Sociodemographic characteristics and HIV risk behaviour patterns of male sex workers in Madrid, Spain

AIDS Care. 2001 Oct;13(5):677-82. doi: 10.1080/09540120120063296.

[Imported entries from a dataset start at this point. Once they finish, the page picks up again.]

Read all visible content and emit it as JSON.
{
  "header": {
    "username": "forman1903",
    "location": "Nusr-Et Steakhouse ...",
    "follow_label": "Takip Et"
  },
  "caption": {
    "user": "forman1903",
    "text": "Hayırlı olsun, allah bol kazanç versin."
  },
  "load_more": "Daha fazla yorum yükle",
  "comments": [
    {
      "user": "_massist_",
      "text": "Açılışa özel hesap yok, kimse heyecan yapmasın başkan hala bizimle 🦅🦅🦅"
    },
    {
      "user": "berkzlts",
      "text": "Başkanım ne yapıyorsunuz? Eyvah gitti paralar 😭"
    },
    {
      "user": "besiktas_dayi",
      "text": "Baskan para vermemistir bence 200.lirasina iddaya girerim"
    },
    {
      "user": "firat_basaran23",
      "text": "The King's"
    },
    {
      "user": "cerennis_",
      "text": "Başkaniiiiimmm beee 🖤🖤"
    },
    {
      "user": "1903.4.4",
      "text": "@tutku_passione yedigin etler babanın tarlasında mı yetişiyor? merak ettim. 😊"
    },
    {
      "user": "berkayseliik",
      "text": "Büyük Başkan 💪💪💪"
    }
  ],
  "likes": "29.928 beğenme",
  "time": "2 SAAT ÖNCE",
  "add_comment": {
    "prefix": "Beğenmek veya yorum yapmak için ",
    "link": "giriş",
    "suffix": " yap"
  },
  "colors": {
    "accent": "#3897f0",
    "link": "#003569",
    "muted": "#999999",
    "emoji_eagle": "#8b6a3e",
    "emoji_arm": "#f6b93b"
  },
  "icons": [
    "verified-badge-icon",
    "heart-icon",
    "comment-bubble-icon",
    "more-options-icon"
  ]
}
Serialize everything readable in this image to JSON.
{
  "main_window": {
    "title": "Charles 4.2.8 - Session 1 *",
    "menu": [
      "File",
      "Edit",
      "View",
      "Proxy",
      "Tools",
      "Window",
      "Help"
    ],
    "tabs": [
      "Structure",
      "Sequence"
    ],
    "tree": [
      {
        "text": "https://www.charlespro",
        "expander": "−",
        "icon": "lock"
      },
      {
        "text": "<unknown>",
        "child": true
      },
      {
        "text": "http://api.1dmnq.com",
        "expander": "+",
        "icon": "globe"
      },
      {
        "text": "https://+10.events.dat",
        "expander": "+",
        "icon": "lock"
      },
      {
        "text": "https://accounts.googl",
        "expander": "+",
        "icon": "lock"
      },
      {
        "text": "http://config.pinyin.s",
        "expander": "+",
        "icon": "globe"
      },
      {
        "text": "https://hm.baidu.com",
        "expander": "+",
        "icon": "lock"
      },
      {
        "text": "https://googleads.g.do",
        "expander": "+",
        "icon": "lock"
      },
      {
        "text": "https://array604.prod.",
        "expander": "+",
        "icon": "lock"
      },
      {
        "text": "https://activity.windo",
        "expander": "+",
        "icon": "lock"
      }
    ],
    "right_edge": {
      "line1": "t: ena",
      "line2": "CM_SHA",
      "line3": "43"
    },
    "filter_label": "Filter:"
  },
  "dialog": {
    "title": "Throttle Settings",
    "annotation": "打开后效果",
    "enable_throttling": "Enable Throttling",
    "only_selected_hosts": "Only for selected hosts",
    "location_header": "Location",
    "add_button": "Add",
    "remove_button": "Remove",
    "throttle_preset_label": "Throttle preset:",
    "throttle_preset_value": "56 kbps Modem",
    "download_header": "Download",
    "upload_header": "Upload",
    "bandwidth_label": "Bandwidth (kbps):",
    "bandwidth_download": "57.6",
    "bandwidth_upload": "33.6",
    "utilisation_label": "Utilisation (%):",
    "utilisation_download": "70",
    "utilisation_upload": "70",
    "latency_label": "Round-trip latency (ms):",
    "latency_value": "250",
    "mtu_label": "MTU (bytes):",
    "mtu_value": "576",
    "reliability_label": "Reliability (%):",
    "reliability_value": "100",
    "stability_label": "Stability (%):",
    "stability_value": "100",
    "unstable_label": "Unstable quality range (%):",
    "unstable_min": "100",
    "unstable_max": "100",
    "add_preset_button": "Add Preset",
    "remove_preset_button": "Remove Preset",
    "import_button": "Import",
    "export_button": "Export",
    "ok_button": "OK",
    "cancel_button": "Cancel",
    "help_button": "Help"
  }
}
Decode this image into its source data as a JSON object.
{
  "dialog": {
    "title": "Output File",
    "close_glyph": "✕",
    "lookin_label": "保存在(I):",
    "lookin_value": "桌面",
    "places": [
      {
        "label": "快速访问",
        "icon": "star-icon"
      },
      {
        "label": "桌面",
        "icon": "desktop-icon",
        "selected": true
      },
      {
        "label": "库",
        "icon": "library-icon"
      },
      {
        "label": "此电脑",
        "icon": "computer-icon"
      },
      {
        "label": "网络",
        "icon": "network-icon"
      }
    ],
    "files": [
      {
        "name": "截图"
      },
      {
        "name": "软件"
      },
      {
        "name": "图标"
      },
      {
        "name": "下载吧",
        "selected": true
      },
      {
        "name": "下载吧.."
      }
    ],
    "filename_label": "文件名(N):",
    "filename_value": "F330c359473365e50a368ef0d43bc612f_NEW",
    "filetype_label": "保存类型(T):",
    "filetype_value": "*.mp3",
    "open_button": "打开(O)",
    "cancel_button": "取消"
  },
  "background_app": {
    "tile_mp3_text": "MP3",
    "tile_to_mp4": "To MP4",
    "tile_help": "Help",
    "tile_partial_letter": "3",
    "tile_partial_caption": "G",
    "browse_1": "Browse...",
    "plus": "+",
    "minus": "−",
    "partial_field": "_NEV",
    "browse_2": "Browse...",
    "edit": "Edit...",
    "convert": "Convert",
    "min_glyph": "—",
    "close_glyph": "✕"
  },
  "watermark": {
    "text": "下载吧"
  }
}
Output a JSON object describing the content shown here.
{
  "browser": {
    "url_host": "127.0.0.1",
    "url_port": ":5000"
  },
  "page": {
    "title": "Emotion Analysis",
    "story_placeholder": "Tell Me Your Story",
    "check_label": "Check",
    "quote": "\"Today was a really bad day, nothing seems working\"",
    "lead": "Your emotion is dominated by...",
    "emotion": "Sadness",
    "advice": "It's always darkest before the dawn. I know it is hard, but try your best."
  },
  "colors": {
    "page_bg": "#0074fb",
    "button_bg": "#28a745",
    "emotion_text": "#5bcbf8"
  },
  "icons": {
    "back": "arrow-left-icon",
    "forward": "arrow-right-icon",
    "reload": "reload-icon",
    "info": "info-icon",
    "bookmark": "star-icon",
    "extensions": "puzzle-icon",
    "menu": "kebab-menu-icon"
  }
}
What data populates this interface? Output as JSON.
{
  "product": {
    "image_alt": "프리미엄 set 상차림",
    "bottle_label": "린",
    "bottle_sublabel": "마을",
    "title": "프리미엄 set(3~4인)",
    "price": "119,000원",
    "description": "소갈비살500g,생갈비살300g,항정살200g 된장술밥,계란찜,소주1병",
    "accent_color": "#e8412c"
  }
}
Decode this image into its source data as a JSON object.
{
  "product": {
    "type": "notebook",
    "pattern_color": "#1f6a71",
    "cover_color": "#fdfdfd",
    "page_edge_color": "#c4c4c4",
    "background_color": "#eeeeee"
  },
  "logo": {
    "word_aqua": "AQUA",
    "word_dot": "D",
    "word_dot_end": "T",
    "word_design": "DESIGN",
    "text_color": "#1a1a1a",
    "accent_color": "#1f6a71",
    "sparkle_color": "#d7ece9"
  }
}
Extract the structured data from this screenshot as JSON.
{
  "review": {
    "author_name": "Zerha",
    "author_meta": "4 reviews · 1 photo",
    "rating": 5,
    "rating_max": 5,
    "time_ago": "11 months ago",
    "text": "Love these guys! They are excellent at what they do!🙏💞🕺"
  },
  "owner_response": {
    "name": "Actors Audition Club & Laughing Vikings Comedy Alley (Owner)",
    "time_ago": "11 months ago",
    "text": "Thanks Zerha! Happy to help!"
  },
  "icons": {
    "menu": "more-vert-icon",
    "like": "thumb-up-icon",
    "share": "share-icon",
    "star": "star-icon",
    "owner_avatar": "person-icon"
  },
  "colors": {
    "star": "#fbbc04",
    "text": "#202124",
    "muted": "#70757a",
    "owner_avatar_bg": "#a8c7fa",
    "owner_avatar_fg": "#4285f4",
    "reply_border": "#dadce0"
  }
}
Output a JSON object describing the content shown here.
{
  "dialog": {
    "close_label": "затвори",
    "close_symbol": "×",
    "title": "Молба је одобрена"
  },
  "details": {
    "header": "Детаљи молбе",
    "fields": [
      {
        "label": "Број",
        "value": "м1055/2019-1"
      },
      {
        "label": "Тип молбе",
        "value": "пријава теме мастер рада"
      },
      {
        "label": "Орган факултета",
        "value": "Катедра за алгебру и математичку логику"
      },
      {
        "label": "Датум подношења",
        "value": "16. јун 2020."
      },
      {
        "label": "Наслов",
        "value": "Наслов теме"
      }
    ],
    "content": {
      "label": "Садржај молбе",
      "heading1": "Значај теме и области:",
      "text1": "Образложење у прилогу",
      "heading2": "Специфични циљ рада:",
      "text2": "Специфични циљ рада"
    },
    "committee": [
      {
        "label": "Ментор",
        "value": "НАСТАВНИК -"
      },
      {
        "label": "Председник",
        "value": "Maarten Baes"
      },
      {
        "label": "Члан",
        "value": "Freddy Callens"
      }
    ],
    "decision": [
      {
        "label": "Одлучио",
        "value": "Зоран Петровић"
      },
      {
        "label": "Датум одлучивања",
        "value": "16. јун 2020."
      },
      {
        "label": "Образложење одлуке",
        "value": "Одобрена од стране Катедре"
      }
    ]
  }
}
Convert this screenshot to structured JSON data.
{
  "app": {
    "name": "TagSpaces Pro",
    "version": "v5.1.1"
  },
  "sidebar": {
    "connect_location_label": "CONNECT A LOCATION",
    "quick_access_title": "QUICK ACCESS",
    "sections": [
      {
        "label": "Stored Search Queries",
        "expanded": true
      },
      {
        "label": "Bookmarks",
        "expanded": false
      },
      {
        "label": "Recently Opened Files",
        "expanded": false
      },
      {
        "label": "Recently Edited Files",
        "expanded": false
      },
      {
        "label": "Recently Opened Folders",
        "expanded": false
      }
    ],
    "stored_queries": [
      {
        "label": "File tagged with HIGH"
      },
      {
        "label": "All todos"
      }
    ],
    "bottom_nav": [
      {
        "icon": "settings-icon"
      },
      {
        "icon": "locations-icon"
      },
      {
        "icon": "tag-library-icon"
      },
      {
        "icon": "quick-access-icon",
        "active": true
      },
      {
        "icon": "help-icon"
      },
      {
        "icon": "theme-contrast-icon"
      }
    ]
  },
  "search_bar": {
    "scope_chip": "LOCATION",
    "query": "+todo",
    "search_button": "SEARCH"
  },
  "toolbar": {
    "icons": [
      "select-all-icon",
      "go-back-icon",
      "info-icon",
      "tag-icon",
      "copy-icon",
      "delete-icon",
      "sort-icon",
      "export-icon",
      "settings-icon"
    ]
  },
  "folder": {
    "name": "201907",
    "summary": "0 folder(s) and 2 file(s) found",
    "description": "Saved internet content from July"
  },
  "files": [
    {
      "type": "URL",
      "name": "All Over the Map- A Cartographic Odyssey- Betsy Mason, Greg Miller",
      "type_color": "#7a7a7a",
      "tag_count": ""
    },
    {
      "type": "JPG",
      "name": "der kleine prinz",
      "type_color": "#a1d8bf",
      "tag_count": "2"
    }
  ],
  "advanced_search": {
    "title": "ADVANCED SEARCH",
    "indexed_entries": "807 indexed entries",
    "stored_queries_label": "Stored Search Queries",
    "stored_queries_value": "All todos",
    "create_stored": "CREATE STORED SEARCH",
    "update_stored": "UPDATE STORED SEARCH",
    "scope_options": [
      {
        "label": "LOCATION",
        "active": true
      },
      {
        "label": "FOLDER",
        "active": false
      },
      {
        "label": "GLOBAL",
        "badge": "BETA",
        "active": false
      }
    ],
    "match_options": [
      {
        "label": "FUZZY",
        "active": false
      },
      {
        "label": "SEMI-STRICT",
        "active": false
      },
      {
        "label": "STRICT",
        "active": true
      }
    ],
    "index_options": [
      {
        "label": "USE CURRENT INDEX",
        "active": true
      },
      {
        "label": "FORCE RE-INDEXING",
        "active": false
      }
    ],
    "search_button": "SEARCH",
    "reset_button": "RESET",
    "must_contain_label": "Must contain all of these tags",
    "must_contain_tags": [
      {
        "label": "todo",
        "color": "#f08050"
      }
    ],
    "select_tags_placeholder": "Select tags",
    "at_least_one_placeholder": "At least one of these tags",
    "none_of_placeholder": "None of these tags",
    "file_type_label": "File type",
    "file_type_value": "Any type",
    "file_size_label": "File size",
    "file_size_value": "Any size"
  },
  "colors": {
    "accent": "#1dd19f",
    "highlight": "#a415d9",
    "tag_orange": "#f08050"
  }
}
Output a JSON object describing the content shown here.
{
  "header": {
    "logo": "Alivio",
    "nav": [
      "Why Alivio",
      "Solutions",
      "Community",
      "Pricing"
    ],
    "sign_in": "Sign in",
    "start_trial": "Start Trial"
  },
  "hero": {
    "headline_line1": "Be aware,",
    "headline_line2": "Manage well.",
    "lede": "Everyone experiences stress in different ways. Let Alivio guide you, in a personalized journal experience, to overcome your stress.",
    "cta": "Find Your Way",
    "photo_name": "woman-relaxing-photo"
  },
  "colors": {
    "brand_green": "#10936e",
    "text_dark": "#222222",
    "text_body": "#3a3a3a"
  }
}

This paper describes the sociodemographic and work characteristics, prevalence of HIV infection and associated risk behaviours among male sex workers (MSWs) in Madrid (Spain). Using an anonymous semi-structured questionnaire, educators attached to a mobile unit under a street-based prostitution programme surveyed 84 MSWs from several Madrid areas. Of the total surveyed: 35% were immigrants, mean age was 23 years, mean period in prostitution was four years; 21% had no primary education; 16% had injected drugs at some time; 11% reported private sexual relationships exclusively with women; 89% always used condoms in anal practices with clients; and 41% were in sexual relationships with their partners. Only 11% had ever used fortified condoms. In the preceding month, 37% had experienced condom failure, 82% without having used any lubricant. In all, 67% reported having undergone HIV testing, with a higher percentage of positive results among injecting (60%) versus non-injecting drug users (17%). Immigrants had a lower level of education, made less use of condoms, had more condom failures and, in their private lives, a greater proportion reported sexual relationships exclusively with women. In Spain, MSWs should be included in HIV prevention programmes, which ought to be specifically adapted to immigrants. Priority should be given to reducing the condom failure rate in anal intercourse, by improving access to fortified condoms.

MeSH terms

  • Adolescent
  • Adult
  • Educational Status
  • Emigration and Immigration
  • HIV Infections / epidemiology*
  • HIV Infections / etiology
  • Humans
  • Male
  • Prevalence
  • Risk-Taking
  • Sex Work / statistics & numerical data*
  • Sexual Behavior
  • Spain / epidemiology
  • Urban Health / standards